Tag Archives: plenty of words

Comments on Rejection

I had a rejection email a couple of days ago, which was quite good as it had several notes with it. In general it gives me plenty of information about what the editor is thinking, though actual “improvements” are not quite so plentiful. I will act on the suggestions, as they took time and effort to produce, but like several other of my published pieces, I will also write the one i want to write and try again. Poems are, after all, only words and, as I have said before, I have plenty of words to write another one. It’s not like every poem published depletes the stock of words for the rest of us.

The three main points are that I should show, not tell. Last time I sent something to that magazine the comment was that I should have shown the house being built. There was, in the entire poem, no mention of a house being built, and in real life no house was built. The editor imagined it as a result of the poem. This is both good and bad, and after reading up I found that telling is sometimes necessary. It’s one of those things you find when you have contact with editors – inconsistency, grey areas and matters of opinion. Usually, I tell too much and gradually edit it out as I condense the poem. However, this can take months and I wrote the poem in question in three days. The problem wasn’t so much telling not showing – it was rushing things and  not editing properly. I’ll hold my hand up to that one.

Then there was the question of certain phrases and whether they were “poetic” or necessary. One of them was a metaphor that linked with other things in the poem, but that wasn’t noted. I’m obviously too subtle. Another was a phrase that most of you would have recognise a my speaking voice. I tend to write as I speak and I don’t always sound like Shelly or Frost. This irks me slightly a it’s like I’m being edited out of my own poems. It’s happened with others too, so this isn’t unusual.

Finally, the suggestions seem to have reduced the poem to a short paragraph with a tanka at each side. Whether this is by accident or not, I’m not clear. Over the years haibun have become shorter. I presume the same is true for tanka prose, though I admit I didn’t pay much attention to them until I started to write them. It seems to be a particularly American thing – a few lines of prose and a quick poem, usually with a tangential connection to the prose, referred to as “link and shift“. What they don’t tell you is that there are other ways of connecting the two elements.

I will stop there, lest I go on to explore other areas where editors may have blind spots dictated by fashion. I’m very close to 500 words now, which is a long post on a subject that is mainly of interest only to me.

My Orange Parker Pen

The Abandoned Haibun

A poem is never finished, only abandoned.
PAUL VALERY

This is the post that gave me the thoughts and the photographs for the haibun I recently provided the link to.

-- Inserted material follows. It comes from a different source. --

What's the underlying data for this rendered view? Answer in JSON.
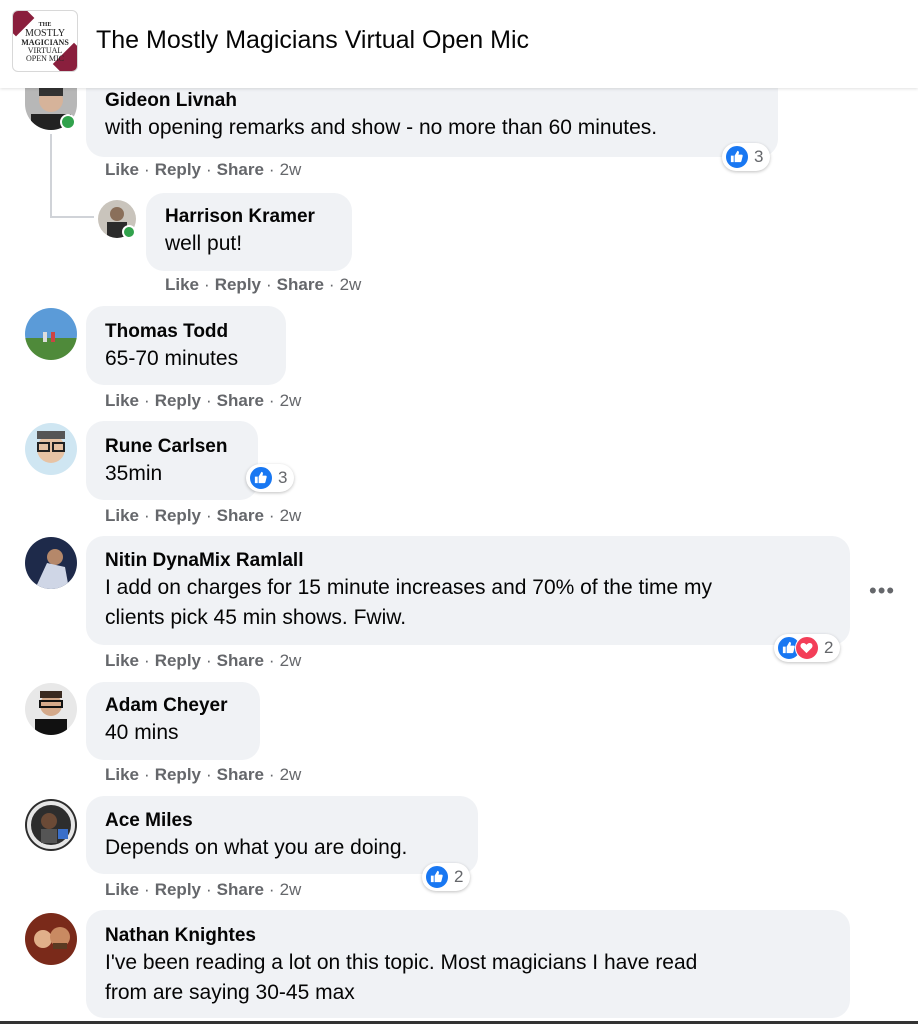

It was originally about the passing of the old families and the way the houses have become country parks and similar things. The editor preferred it as a haibun about a place, and I preferred to be published, so it’s now shorter and it’s about a pond. It is more in the haiku tradition in this form, stressing nature and lightness, where the original was less light and more about humans.

However, they were only words and there are plenty more where they came from. I am already at work on a new version of the original piece, which will be back, and will feature a lake when it next appears. It will also be longer, though It will probably remain unpublishable It will live again in  hope if not in print. I was going to make a clever point about haibun, matter and anti-matter at this point but I googled “matter” to check my accuracy and now realise I’m a lot less clever than I thought. Same goes for my witty linking of quark the particle and quark the cheese – I didn’t realise that cheese could be so complicated. I’ve given it up as a bad job.

Sometimes you have to know when enough is enough. It is probably better to leave you with a vision of purple rhododendrons and thoughts of voles, than it is to make a bad joke about cheese.

In the haiku, I note the mention of history is slightly discordant now that the main focus has moved away from. If I’d thought about it longer I may well have altered that too.

As the opening quote suggests, we just keep working on things until we decide to leave them. Time to leave this one and move on to the next imperfect work.